“What can I make you for lunch?” Annie asked him.
“I ain’t fussy. Turkey sandwich’d do me fine.”
“You want tea again?”
“I always want that tea,” said Francis.
He was careful not to sit by the window, where he could be seen when he watched the pigeons or when, at the other end of the attic, he looked out at the children playing football in the school athletic field.
“You’ll be all right if they don’t see you,” Annie said to him. She changed the sheets on the cot twice a week and made tan curtains for the windows and bought a pair of black drapes so he could close them at night and read the paper.
It was no longer necessary for him to read. His mind was devoid of ideas. If an idea entered, it would rest in the mind like the morning dew on an open field of stone. The morning sun would obliterate the dew and only its effect on the stone would remain. The stone needs no such effect.
The point was, would they ever know it was Francis who had broken that fellow’s back with the bat? For the blow, indeed, had killed the murdering bastard. Were they looking for him? Were they pretending not to look for him? In his trunk he found his old warm-up sweater and he wore that with the collar turned up to shield his face. He also found George Quinn’s overseas cap, which gave him a military air. He would have earned stripes, medals in the military. Regimentation always held great fascination for him. No one would ever think of looking for him wearing George’s overseas cap. It was unlikely.
“Do you like Jell-O, Fran?” Annie asked him. “I can’t remember ever making Jell-O for you. I don’t remember if they had Jell-O back then.”
If they were on to him, well that’s all she wrote. Katie bar the door. Too wet to plow. He’d head where it was warm, where he would never again have to run from men or weather.
The empyrean, which is not spatial at all, does not move and has no poles. It girds, with light and love, the primum mobile, the utmost and swiftest of the material heavens. Angels are manifested in the primum mobile.
But if they weren’t on to him, then he’d mention it to Annie someday (she already had the thought, he could tell that) about setting up the cot down in Danny’s room. when things got to be absolutely right, and straight.

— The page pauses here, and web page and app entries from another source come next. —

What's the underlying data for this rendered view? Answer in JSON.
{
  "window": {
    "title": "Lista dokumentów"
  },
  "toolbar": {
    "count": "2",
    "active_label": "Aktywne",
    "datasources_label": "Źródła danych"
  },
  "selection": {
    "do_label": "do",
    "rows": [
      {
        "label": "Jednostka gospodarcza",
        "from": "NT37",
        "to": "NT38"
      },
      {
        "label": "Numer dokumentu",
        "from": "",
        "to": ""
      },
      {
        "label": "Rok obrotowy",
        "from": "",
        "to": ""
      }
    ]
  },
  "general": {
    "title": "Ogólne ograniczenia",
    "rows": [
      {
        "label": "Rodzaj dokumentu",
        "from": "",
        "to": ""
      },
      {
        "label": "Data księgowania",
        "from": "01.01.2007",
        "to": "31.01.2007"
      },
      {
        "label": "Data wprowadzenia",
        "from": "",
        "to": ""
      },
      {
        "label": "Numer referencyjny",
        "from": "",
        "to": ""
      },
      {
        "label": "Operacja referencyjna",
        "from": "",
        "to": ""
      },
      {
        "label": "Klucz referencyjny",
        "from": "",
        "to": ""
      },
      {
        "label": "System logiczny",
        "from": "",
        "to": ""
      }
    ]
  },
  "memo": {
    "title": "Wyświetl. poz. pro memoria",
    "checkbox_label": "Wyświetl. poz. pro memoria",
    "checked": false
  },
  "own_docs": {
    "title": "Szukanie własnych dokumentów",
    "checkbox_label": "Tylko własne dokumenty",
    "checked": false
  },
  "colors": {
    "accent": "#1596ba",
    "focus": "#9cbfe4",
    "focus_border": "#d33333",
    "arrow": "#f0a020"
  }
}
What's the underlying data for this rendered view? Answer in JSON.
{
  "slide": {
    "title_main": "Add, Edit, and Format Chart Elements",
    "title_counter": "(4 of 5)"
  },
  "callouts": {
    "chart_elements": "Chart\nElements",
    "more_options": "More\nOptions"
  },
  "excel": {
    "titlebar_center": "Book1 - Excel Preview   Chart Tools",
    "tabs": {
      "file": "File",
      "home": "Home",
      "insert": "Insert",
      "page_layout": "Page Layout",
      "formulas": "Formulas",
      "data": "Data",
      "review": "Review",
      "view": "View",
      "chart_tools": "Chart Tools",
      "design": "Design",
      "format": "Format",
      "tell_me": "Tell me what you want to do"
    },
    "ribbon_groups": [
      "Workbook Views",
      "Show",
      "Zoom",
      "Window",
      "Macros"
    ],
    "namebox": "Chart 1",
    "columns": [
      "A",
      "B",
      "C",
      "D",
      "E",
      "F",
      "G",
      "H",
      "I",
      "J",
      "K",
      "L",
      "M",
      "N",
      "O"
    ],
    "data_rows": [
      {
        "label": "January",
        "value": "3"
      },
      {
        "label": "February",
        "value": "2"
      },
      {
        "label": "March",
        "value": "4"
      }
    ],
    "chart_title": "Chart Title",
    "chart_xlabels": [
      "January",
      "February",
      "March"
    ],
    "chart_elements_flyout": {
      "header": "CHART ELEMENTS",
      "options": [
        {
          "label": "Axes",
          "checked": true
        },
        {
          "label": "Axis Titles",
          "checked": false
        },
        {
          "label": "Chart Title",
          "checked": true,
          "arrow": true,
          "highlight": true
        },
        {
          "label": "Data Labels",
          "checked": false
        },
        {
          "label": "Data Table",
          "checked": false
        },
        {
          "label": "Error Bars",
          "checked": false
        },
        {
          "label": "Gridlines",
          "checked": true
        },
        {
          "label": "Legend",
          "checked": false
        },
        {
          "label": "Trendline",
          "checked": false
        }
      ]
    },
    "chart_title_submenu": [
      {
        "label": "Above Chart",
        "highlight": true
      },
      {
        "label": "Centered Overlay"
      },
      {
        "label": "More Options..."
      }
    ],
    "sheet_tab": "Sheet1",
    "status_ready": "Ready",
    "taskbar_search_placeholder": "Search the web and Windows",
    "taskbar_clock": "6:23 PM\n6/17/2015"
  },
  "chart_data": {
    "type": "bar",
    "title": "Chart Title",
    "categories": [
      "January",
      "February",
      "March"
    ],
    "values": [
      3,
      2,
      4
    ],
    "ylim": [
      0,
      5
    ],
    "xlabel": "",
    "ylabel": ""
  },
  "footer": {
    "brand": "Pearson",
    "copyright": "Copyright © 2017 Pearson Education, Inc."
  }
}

That room of Danny’s had some space to it.
And it got the morning light too.
It was a mighty nice little room.